The claims payment and what is covered is determined by the actual cause of loss and the coverages provided by the coverage form. So in essence, some of the circumstances in the article could really be situational based on the actual cause of loss, whether the homeowner had flood coverage, if the damage was actually caused by flood, if it was caused by flood then was the home a primary home, secondary or rental home.
Hartwig’s statement, “The vast majority of those individuals who in fact did have coverage are happy with their insurance companies and they’re happy with the way the process unfolded for them” leads me to believe the perception of having coverage by a homeowner may have also been an issue.
I’m also perplexed by this statement by Jeff Coolidge after reviewing adjusters’ files for multiple insurance companies after Superstorm Sandy. He says he quit his job in part because he was so bothered by what he was doing. The insurance firms he worked for used phrases like “pre-existing,” “earth movement” or “ground settlement” to reject homeowners’ claims of flood damage. “They use ‘settlement’ a lot. ‘Sorry your house looks like it shifted to the left a little bit, but I think it was like that when you bought it,’” Coolidge said.
The NFIP policy forms have been updated and revised several times since 2010. A few of the exclusions found in 2010 are:
–Loss of revenue or profits
–Loss of use of the insured property or described location

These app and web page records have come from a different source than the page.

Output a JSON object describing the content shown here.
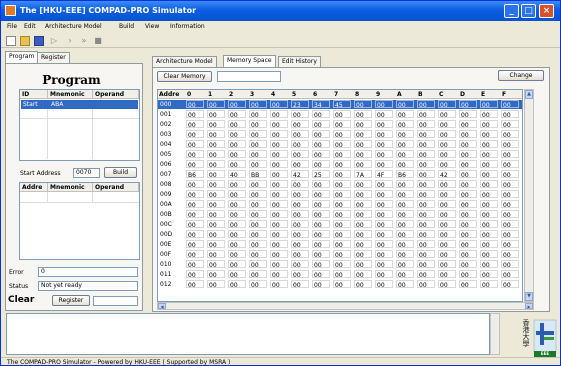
{
  "window": {
    "title": "The [HKU-EEE] COMPAD-PRO Simulator",
    "buttons": {
      "minimize": "_",
      "maximize": "□",
      "close": "×"
    }
  },
  "menu": [
    "File",
    "Edit",
    "Architecture Model",
    "Build",
    "View",
    "Information"
  ],
  "toolbar": {
    "icons": [
      "new-file-icon",
      "open-folder-icon",
      "save-icon",
      "run-icon",
      "step-icon",
      "step-over-icon",
      "stop-icon"
    ],
    "glyphs": {
      "run": "▷",
      "step": "›",
      "step_over": "»",
      "stop": "■"
    }
  },
  "left_tabs": [
    "Program",
    "Register"
  ],
  "program": {
    "title": "Program",
    "columns": [
      "ID",
      "Mnemonic",
      "Operand"
    ],
    "rows": [
      {
        "id": "Start",
        "mnemonic": "ABA",
        "operand": ""
      }
    ],
    "start_address_label": "Start Address",
    "start_address_value": "0070",
    "build_label": "Build",
    "addr_columns": [
      "Addre",
      "Mnemonic",
      "Operand"
    ],
    "error_label": "Error",
    "error_value": "0",
    "status_label": "Status",
    "status_value": "Not yet ready",
    "clear_label": "Clear",
    "clear_register_label": "Register",
    "clear_field_value": ""
  },
  "right_tabs": [
    "Architecture Model",
    "Memory Space",
    "Edit History"
  ],
  "memory": {
    "clear_memory_label": "Clear Memory",
    "input_value": "",
    "change_label": "Change",
    "headers": [
      "Addre",
      "0",
      "1",
      "2",
      "3",
      "4",
      "5",
      "6",
      "7",
      "8",
      "9",
      "A",
      "B",
      "C",
      "D",
      "E",
      "F"
    ],
    "rows": [
      {
        "addr": "000",
        "vals": [
          "00",
          "00",
          "00",
          "00",
          "00",
          "23",
          "34",
          "45",
          "00",
          "00",
          "00",
          "00",
          "00",
          "00",
          "00",
          "00"
        ]
      },
      {
        "addr": "001",
        "vals": [
          "00",
          "00",
          "00",
          "00",
          "00",
          "00",
          "00",
          "00",
          "00",
          "00",
          "00",
          "00",
          "00",
          "00",
          "00",
          "00"
        ]
      },
      {
        "addr": "002",
        "vals": [
          "00",
          "00",
          "00",
          "00",
          "00",
          "00",
          "00",
          "00",
          "00",
          "00",
          "00",
          "00",
          "00",
          "00",
          "00",
          "00"
        ]
      },
      {
        "addr": "003",
        "vals": [
          "00",
          "00",
          "00",
          "00",
          "00",
          "00",
          "00",
          "00",
          "00",
          "00",
          "00",
          "00",
          "00",
          "00",
          "00",
          "00"
        ]
      },
      {
        "addr": "004",
        "vals": [
          "00",
          "00",
          "00",
          "00",
          "00",
          "00",
          "00",
          "00",
          "00",
          "00",
          "00",
          "00",
          "00",
          "00",
          "00",
          "00"
        ]
      },
      {
        "addr": "005",
        "vals": [
          "00",
          "00",
          "00",
          "00",
          "00",
          "00",
          "00",
          "00",
          "00",
          "00",
          "00",
          "00",
          "00",
          "00",
          "00",
          "00"
        ]
      },
      {
        "addr": "006",
        "vals": [
          "00",
          "00",
          "00",
          "00",
          "00",
          "00",
          "00",
          "00",
          "00",
          "00",
          "00",
          "00",
          "00",
          "00",
          "00",
          "00"
        ]
      },
      {
        "addr": "007",
        "vals": [
          "B6",
          "00",
          "40",
          "BB",
          "00",
          "42",
          "25",
          "00",
          "7A",
          "4F",
          "B6",
          "00",
          "42",
          "00",
          "00",
          "00"
        ]
      },
      {
        "addr": "008",
        "vals": [
          "00",
          "00",
          "00",
          "00",
          "00",
          "00",
          "00",
          "00",
          "00",
          "00",
          "00",
          "00",
          "00",
          "00",
          "00",
          "00"
        ]
      },
      {
        "addr": "009",
        "vals": [
          "00",
          "00",
          "00",
          "00",
          "00",
          "00",
          "00",
          "00",
          "00",
          "00",
          "00",
          "00",
          "00",
          "00",
          "00",
          "00"
        ]
      },
      {
        "addr": "00A",
        "vals": [
          "00",
          "00",
          "00",
          "00",
          "00",
          "00",
          "00",
          "00",
          "00",
          "00",
          "00",
          "00",
          "00",
          "00",
          "00",
          "00"
        ]
      },
      {
        "addr": "00B",
        "vals": [
          "00",
          "00",
          "00",
          "00",
          "00",
          "00",
          "00",
          "00",
          "00",
          "00",
          "00",
          "00",
          "00",
          "00",
          "00",
          "00"
        ]
      },
      {
        "addr": "00C",
        "vals": [
          "00",
          "00",
          "00",
          "00",
          "00",
          "00",
          "00",
          "00",
          "00",
          "00",
          "00",
          "00",
          "00",
          "00",
          "00",
          "00"
        ]
      },
      {
        "addr": "00D",
        "vals": [
          "00",
          "00",
          "00",
          "00",
          "00",
          "00",
          "00",
          "00",
          "00",
          "00",
          "00",
          "00",
          "00",
          "00",
          "00",
          "00"
        ]
      },
      {
        "addr": "00E",
        "vals": [
          "00",
          "00",
          "00",
          "00",
          "00",
          "00",
          "00",
          "00",
          "00",
          "00",
          "00",
          "00",
          "00",
          "00",
          "00",
          "00"
        ]
      },
      {
        "addr": "00F",
        "vals": [
          "00",
          "00",
          "00",
          "00",
          "00",
          "00",
          "00",
          "00",
          "00",
          "00",
          "00",
          "00",
          "00",
          "00",
          "00",
          "00"
        ]
      },
      {
        "addr": "010",
        "vals": [
          "00",
          "00",
          "00",
          "00",
          "00",
          "00",
          "00",
          "00",
          "00",
          "00",
          "00",
          "00",
          "00",
          "00",
          "00",
          "00"
        ]
      },
      {
        "addr": "011",
        "vals": [
          "00",
          "00",
          "00",
          "00",
          "00",
          "00",
          "00",
          "00",
          "00",
          "00",
          "00",
          "00",
          "00",
          "00",
          "00",
          "00"
        ]
      },
      {
        "addr": "012",
        "vals": [
          "00",
          "00",
          "00",
          "00",
          "00",
          "00",
          "00",
          "00",
          "00",
          "00",
          "00",
          "00",
          "00",
          "00",
          "00",
          "00"
        ]
      }
    ],
    "selected_row": "000"
  },
  "logo": {
    "name": "hku-eee-logo-icon",
    "caption": "香港大學",
    "mark": "EEE"
  },
  "status_bar": "The COMPAD-PRO Simulator - Powered by HKU-EEE  ( Supported by MSRA )",
  "colors": {
    "title_bar": "#0a5fe0",
    "selection": "#316ac5",
    "window_face": "#ece9d8"
  }
}
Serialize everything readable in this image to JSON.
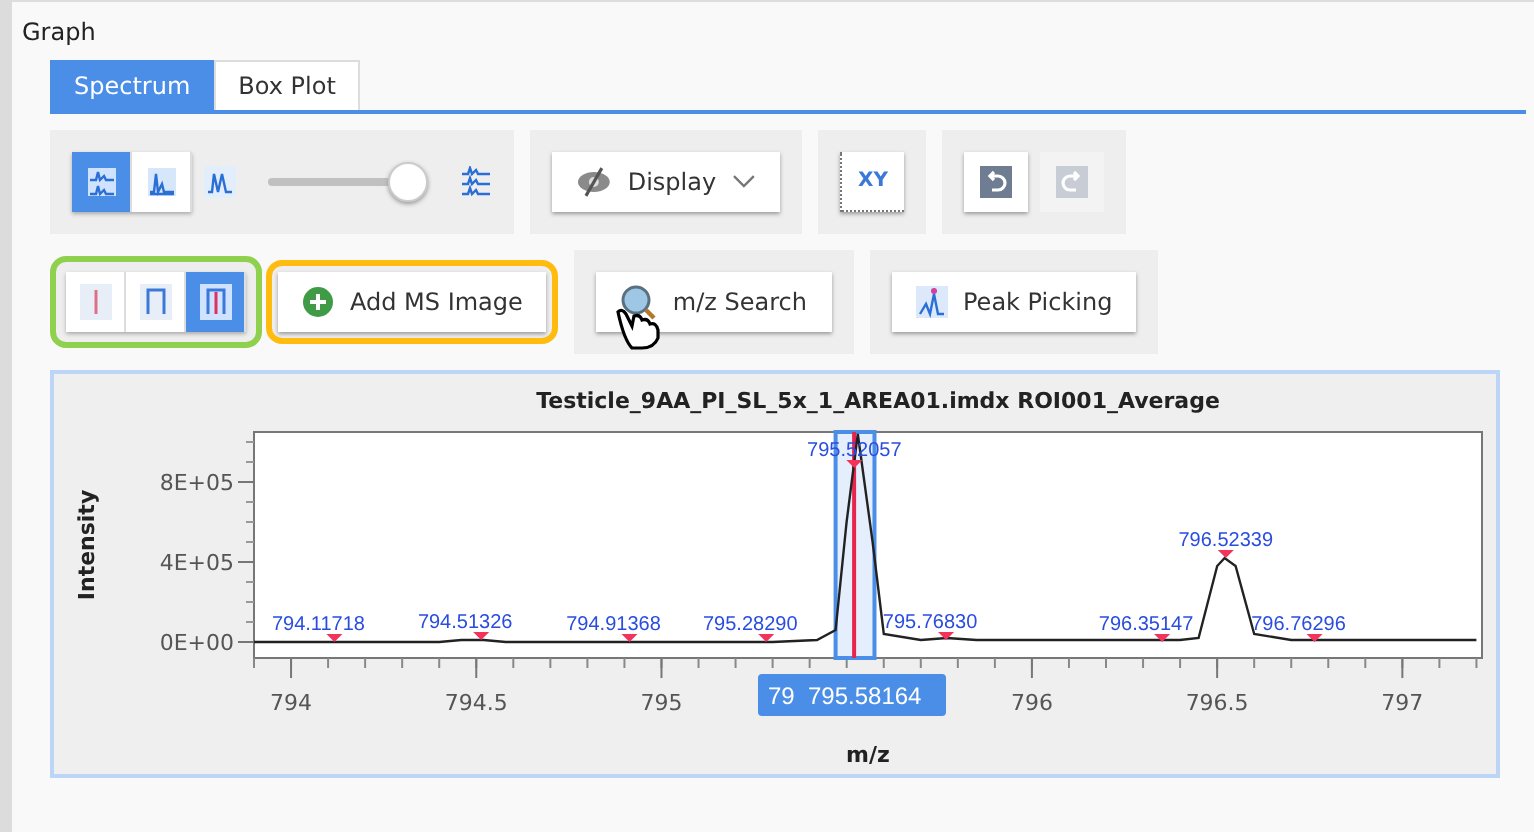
{
  "panel": {
    "title": "Graph"
  },
  "tabs": [
    {
      "label": "Spectrum",
      "selected": true
    },
    {
      "label": "Box Plot",
      "selected": false
    }
  ],
  "toolbar": {
    "view_toggles": [
      {
        "selected": true
      },
      {
        "selected": false
      }
    ],
    "display_button": {
      "label": "Display"
    },
    "axis_button": {
      "label": "XY"
    },
    "undo": {
      "disabled": false
    },
    "redo": {
      "disabled": true
    }
  },
  "mode_group": {
    "highlighted": true,
    "toggles": [
      {
        "selected": false
      },
      {
        "selected": false
      },
      {
        "selected": true
      }
    ]
  },
  "actions": [
    {
      "label": "Add MS Image",
      "highlighted": true
    },
    {
      "label": "m/z Search",
      "highlighted": false
    },
    {
      "label": "Peak Picking",
      "highlighted": false
    }
  ],
  "chart": {
    "cursor_labels": [
      "79",
      "795.58164"
    ],
    "chart_data": {
      "type": "line",
      "title": "Testicle_9AA_PI_SL_5x_1_AREA01.imdx ROI001_Average",
      "xlabel": "m/z",
      "ylabel": "Intensity",
      "x": [
        793.9,
        794.4,
        794.46,
        794.52,
        794.58,
        795.0,
        795.3,
        795.42,
        795.47,
        795.5,
        795.53,
        795.57,
        795.6,
        795.7,
        795.77,
        795.85,
        796.05,
        796.2,
        796.4,
        796.45,
        796.5,
        796.52,
        796.55,
        796.6,
        796.7,
        796.9,
        797.05,
        797.2
      ],
      "series": [
        {
          "color": "#222222",
          "values": [
            0,
            0,
            10000,
            10000,
            0,
            0,
            0,
            10000,
            60000,
            600000,
            1040000,
            500000,
            40000,
            10000,
            20000,
            10000,
            10000,
            10000,
            10000,
            20000,
            380000,
            420000,
            380000,
            40000,
            10000,
            10000,
            10000,
            10000
          ]
        }
      ],
      "xlim": [
        793.9,
        797.215
      ],
      "ylim": [
        -80000,
        1050000
      ],
      "xticks": [
        794,
        794.5,
        795,
        796,
        796.5,
        797
      ],
      "ref_lines": [
        {
          "axis": "x",
          "value": 795.52,
          "color": "#e8244e"
        }
      ],
      "yticks": [
        {
          "value": 0,
          "label": "0E+00"
        },
        {
          "value": 400000,
          "label": "4E+05"
        },
        {
          "value": 800000,
          "label": "8E+05"
        }
      ],
      "annotations": [
        {
          "x": 794.11718,
          "y": 0,
          "text": "794.11718"
        },
        {
          "x": 794.51326,
          "y": 10000,
          "text": "794.51326"
        },
        {
          "x": 794.91368,
          "y": 0,
          "text": "794.91368"
        },
        {
          "x": 795.2829,
          "y": 0,
          "text": "795.28290"
        },
        {
          "x": 795.52057,
          "y": 870000,
          "text": "795.52057"
        },
        {
          "x": 795.7683,
          "y": 10000,
          "text": "795.76830"
        },
        {
          "x": 796.35147,
          "y": 0,
          "text": "796.35147"
        },
        {
          "x": 796.52339,
          "y": 420000,
          "text": "796.52339"
        },
        {
          "x": 796.76296,
          "y": 0,
          "text": "796.76296"
        }
      ]
    }
  }
}
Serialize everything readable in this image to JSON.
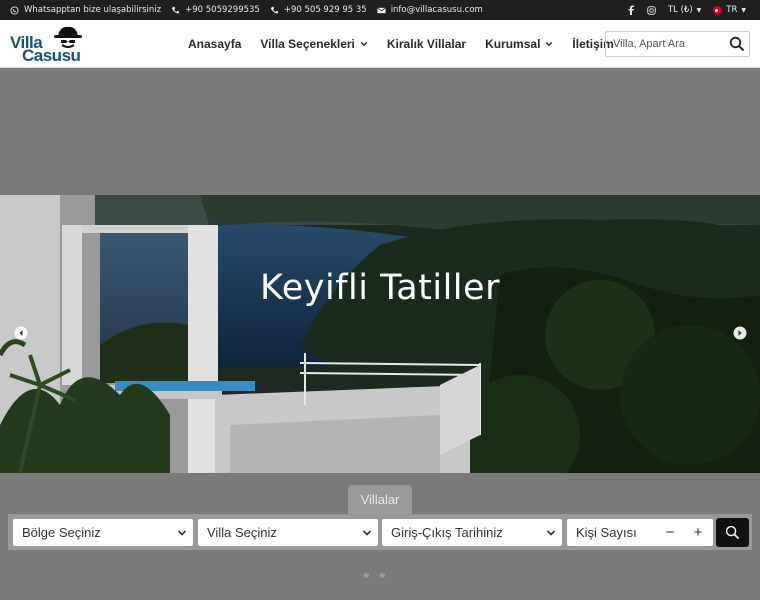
{
  "topbar": {
    "whatsapp_text": "Whatsapptan bize ulaşabilirsiniz",
    "phone1": "+90 5059299535",
    "phone2": "+90 505 929 95 35",
    "email": "info@villacasusu.com",
    "currency": "TL (₺)",
    "language": "TR"
  },
  "header": {
    "logo_line1": "Villa",
    "logo_line2": "Casusu",
    "nav": [
      {
        "label": "Anasayfa"
      },
      {
        "label": "Villa Seçenekleri"
      },
      {
        "label": "Kiralık Villalar"
      },
      {
        "label": "Kurumsal"
      },
      {
        "label": "İletişim"
      }
    ],
    "search_placeholder": "Villa, Apart Ara"
  },
  "hero": {
    "title": "Keyifli Tatiller"
  },
  "booking": {
    "tab_label": "Villalar",
    "region": "Bölge Seçiniz",
    "villa": "Villa Seçiniz",
    "dates": "Giriş-Çıkış Tarihiniz",
    "guests": "Kişi Sayısı",
    "minus": "−",
    "plus": "+"
  },
  "colors": {
    "topbar_bg": "#1f1f1f",
    "brand": "#1c4f7a",
    "panel_bg": "#999999",
    "search_button": "#111111"
  }
}
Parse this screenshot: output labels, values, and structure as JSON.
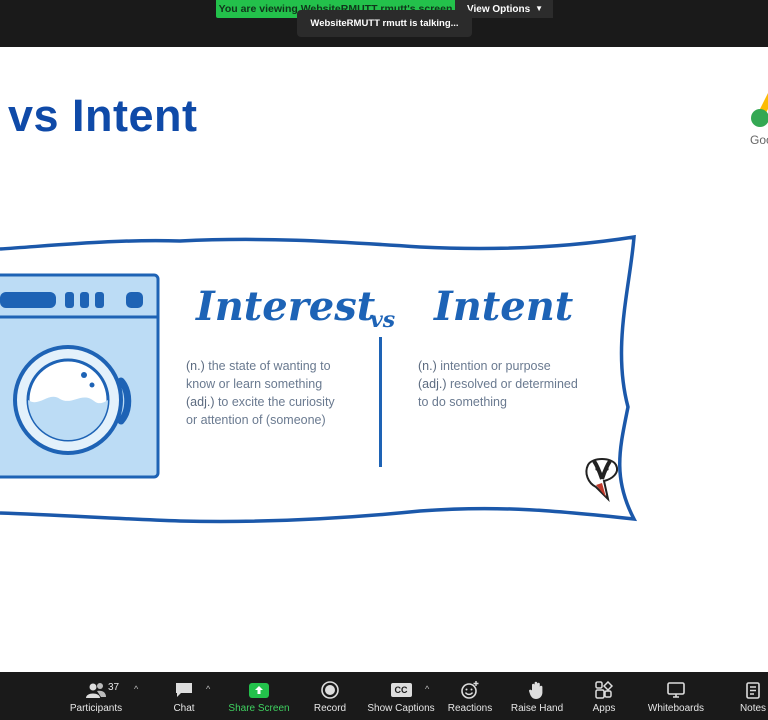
{
  "banner": {
    "viewing_text": "You are viewing WebsiteRMUTT rmutt's screen",
    "view_options_label": "View Options",
    "talking_text": "WebsiteRMUTT rmutt is talking..."
  },
  "slide": {
    "title": "vs Intent",
    "logo_partial_text": "Goo",
    "word_interest": "Interest",
    "word_vs": "vs",
    "word_intent": "Intent",
    "interest_def": {
      "line1_tag": "(n.)",
      "line1_text": " the state of wanting to",
      "line2_text": "know or learn something",
      "line3_tag": "(adj.)",
      "line3_text": " to excite the curiosity",
      "line4_text": "or attention of (someone)"
    },
    "intent_def": {
      "line1_tag": "(n.)",
      "line1_text": " intention or purpose",
      "line2_tag": "(adj.)",
      "line2_text": " resolved or determined",
      "line3_text": "to do something"
    }
  },
  "toolbar": {
    "participants_label": "Participants",
    "participants_count": "37",
    "chat_label": "Chat",
    "share_label": "Share Screen",
    "record_label": "Record",
    "captions_label": "Show Captions",
    "captions_icon_text": "CC",
    "reactions_label": "Reactions",
    "raise_hand_label": "Raise Hand",
    "apps_label": "Apps",
    "whiteboards_label": "Whiteboards",
    "notes_label": "Notes"
  },
  "colors": {
    "share_green": "#23c14b",
    "slide_blue": "#0f4aa8",
    "toolbar_bg": "#1a1a1a"
  }
}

–Any additional living expenses incurred while the insured building is being repaired or is unable to be occupied for any reason
–A loss directly or indirectly caused by a flood that is already in progress at the time and date of the policy term begins or for loss to property caused directly by earth movement even if the earth movement is caused by flood (i.e. earthquake; landslide; land subsidence; sinkholes; destabilization or movement of land that results from accumulation of water in subsurface land area or gradual erosion.)
“‘The idea of the original program was brilliant,’ says Robert Hunter, who ran the flood program in the 1970s. ‘The program would become less and less expensive because people would be building safer and safer structures and … the program would become self-sufficient and carry its own weight and not lose money.’ But that has never happened. The program has run deficits from the beginning. In the 1980s it was $700 million in debt. In the 1990s, it was $1 billion in debt. And today, after Katrina and Sandy, the program is $23 billion in the red.”
I agree that there does need to be reform with the flood program which is currently being addressed by legislatures. Included in this reform is securing adequate rates to ensure that the program sustains the flood activity that we’ve seen since 1980.
It really bothers me that insurance companies are always broadly painted in a negative manner. The primary intention of insurance is to make a client whole again after sustaining a loss and not for the insured to profit. Insurance is also not intended to be a maintenance program for the upkeep of the home or building. It’s intended to respond to catastrophic damage that the insured may face.